Instead of "getting back into work mode", why don't people spend a bit of time trying to discover why they need to get back into "work mode"? I've had "vacation hangovers", and they have helped me to question the entire system. Maybe others should do the same. Vacations don't have to be "respite from work". Instead, we can mold our lives into something that is a mix of "work" and "vacation", something pleasant and which is worth waking up every day.

How we as a society are functioning at the moment isn't "the only way". There are other options, and they could very well be "better", more sustainable, and more enjoyable.

There are so many assumptions and misrepresentations of real life in these few words that it's pretty amazing. First, why the dichotomy of "work sucks, vacation is great"? It's not true. Doing what you love and making your livelihood from it is rewarding and fulfilling, and vacations can often be stressful times full of disaster. My suggestion: life as you wish, doing what you love, in concert with the universe, and you won't need "vacation"; your entire life will be wonderful.

Another issue is the idea that responsibility and discipline aren't part of life other that "at work". This is a major societal problem in the United States. Everyone thinks that you bust your ass for work, then fuck off completely in your spare time. There is no balance in that approach, and it only benefits the corporations and those who run them. The people are basically slaves, unfulfilled, worked to death, and with no real purpose. That is a form of existence, but it's not any kind of a life.

One example of not using your "non-work time" in a fulfilling manner is in an article from the Burlington Free Press about Ray Jenkins, the United States' oldest "worker". Ray says, "I can't sit quiet and do nothing. I've got to keep going. Keeps your mind occupied.
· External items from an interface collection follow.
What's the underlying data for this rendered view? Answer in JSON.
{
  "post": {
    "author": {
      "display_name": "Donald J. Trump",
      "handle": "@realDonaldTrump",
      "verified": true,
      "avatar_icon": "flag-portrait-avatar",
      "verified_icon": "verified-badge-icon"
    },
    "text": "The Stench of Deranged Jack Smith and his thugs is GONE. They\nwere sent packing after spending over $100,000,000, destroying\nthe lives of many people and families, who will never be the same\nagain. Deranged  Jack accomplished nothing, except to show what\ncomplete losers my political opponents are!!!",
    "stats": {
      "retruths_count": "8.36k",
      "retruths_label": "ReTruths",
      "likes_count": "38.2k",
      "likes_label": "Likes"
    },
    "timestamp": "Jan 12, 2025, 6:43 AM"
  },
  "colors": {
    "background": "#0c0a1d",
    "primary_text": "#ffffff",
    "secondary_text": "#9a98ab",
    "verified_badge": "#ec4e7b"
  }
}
If you don't keep busy, forget it." My dad was the same way. When he retired from a job of 30+ years, he sat at home, having no clue what to do with himself. He tried a few things, but eventually found another job at a similar company to keep himself occupied. He didn't know how else to spend his time but "to work".

And what disgusted me more than the fact that the article exists (and was referenced) in the first place? It was probably the fact that all of the other comments to the post and article were so deeply embedded into the system that they couldn't see anything wrong. One person wrote, "vaaaycaayshun? Never heard that word before... oh right that's where my owner goes 3-5 times a year..." Another commenter is more blunt: "people have time for vacations?" Or take this simple advice that probably underlies every comment but mine: "like Nike...just do it" No one other than me suggested anything other than "get back to work and forget your vacation".

What a sad state in which our society finds itself, where people think they must do boring and unfulfilling things for 50 weeks out of the year, then take 2 weeks to do nothing important only to return to unfulfilling things and forget the 2 weeks ever happened! We would be better of if we were formally slaves, knowing our part. This giant lie of "freedom" is truly soul-destroying.